Spina bifida, which means “split” or “open” spine in Latin, is a birth defect in which a fetus’s spine is not formed correctly during pregnancy. The spinal cord normally ‘zips’ closed early in pregnancy. If it fails to close anywhere along the spinal cord, the cord and nerves can be damaged and/or exposed. The severity of the damage depends on two factors: the size and location of the opening in the spine and whether parts of the spinal cord and nerves are affected.
Most Common Types of Spina Bifida
- Myelomeningocele is the most severe form of spina bifida. It causes a visible sac of fluid connected to an opening in the fetus’s back (which contains a portion of the spinal cord), meninges (tissues that normally protect the spine), and possible nerve damage. There may be several impacts, including loss of feeling, immobility of the legs and feet, and/or hydrocephalus, which is a buildup of cerebrospinal fluid in and around the brain. Repair surgery is often performed soon after birth.
- Meningocele involves a sac of fluid, similar to the sac formed with a myelomeningocele; however, the spinal cord is not located in the sac. The sac can form at the neck, back, or base of the head. It often causes little or no nerve damage, and the severity of disabilities are generally minor. Treatment may include repair surgery within the first few months of life.
- Spina bifida occulta is the mildest type of spina bifida. In this type, there is an opening in at least one of the vertebrae (bones of the spine), but the spinal cord, nerves, and skin are not affected. Some people refer to it as “hidden spina bifida” because it usually causes no disabilities and is often undetectable without x-rays.
Causes of Spina Bifida
- Folic acid, or vitamin B9, is important to a fetus’s health. It plays a role in cell growth and development, as well as tissue formation.
- If a pregnant woman has low levels of folic acid in her blood early in pregnancy, this can increase the risk that her fetus will develop spina bifida. Unfortunately, a pregnant woman would be unlikely to know that she has low levels of folic acid. For this reason, doctors strongly suggest taking folic acid as part of a prenatal vitamin before conception and every day during pregnancy.
- A high fever during early pregnancy can increase the risk of the fetus being affected by spina bifida. It is important for women to protect themselves from getting sick by limiting their exposure to infectious agents. It is good practice to wash hands regularly and keep hands away from the nose, mouth, and eyes. If a woman does develop a high temperature early in pregnancy, she should contact her doctor immediately.
- Exposure to the drug valproic, used to control seizures in people who have epilepsy, can also increase the risk of spina bifida. If a woman uses this medication, she should discuss the risks and benefits with her doctor before pregnancy and whether other medications might work to control seizures.
- Exposure to aromatic solvents (found in paints), chlorinated solvents (found in hot tubs, pools, etc.), and Stoddard solvent (found in paint thinner) may cause increased risk of spina bifida. It is best to avoid these substances as much as possible. If they cannot be avoided, protective measures should be taken, such as wearing gloves and masks.
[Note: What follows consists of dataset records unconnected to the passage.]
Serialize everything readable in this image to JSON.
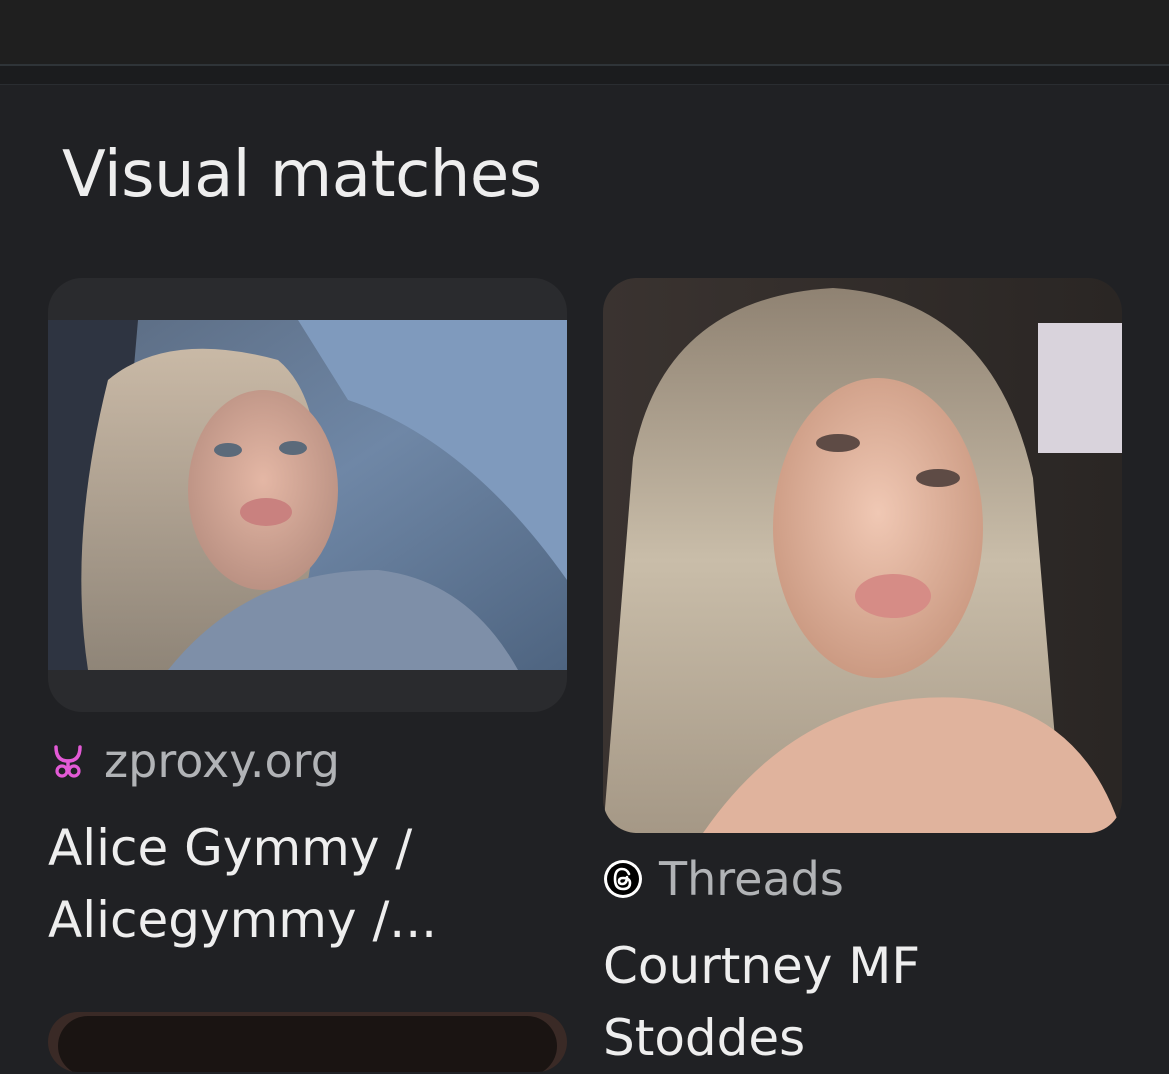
{
  "section": {
    "title": "Visual matches"
  },
  "results": [
    {
      "source": "zproxy.org",
      "source_icon": "zproxy-favicon-icon",
      "title": "Alice Gymmy / Alicegymmy /...",
      "image": "thumbnail-photo"
    },
    {
      "source": "Threads",
      "source_icon": "threads-logo-icon",
      "title": "Courtney MF Stoddes",
      "image": "thumbnail-photo"
    }
  ],
  "colors": {
    "background": "#202124",
    "title_text": "#eeeeee",
    "source_text": "#b1b3b6",
    "zproxy_icon": "#e35ad6"
  }
}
Screening and Diagnosis
- Alpha-fetoprotein (AFP) is a protein that all fetuses make, and it can be detected in a mother’s body at various levels throughout the pregnancy. An AFP test measures the level of AFP in bodily fluid, often a pregnant woman’s blood sample. If there is an extra opening in the fetus, such as an opening in the spine caused by spina bifida, more AFP may enter the mother’s bloodstream, causing her blood AFP level to be elevated. Therefore, a high level of AFP in the mother’s blood means there is an increased chance that the fetus may have spina bifida. However, this is only a screening test and does not mean that the fetus has spina bifida.
- If an elevated AFP level is detected, additional testing, such as an ultrasound and/or an amniocentesis, may be recommended to gather more information and clarify risk.
- Women who may become pregnant should eat a diet rich in folic acid. In the U.S., many foods are fortified with folic acid to reduce the incidence of spina bifida. Foods that are high in folic acid include leafy vegetables, citrus fruits, beans, and whole grains.
- Women who are or are trying to become pregnant should discuss the use of a supplement that contains folic acid with their doctor. There has been discussion about which is better for pregnancy: folic acid or folate. Folate is naturally occurring. Folic acid is naturally occurring and can also be chemically synthesized. Folic acid may be better absorbed by the body; however, there is minimal research on which is better to take during pregnancy. Questions related to which supplement is best should be discussed with your doctor.
- Women should avoid known risk factors, such as the medications and solvents described above, when possible. Always discuss medication management with a physician before making changes.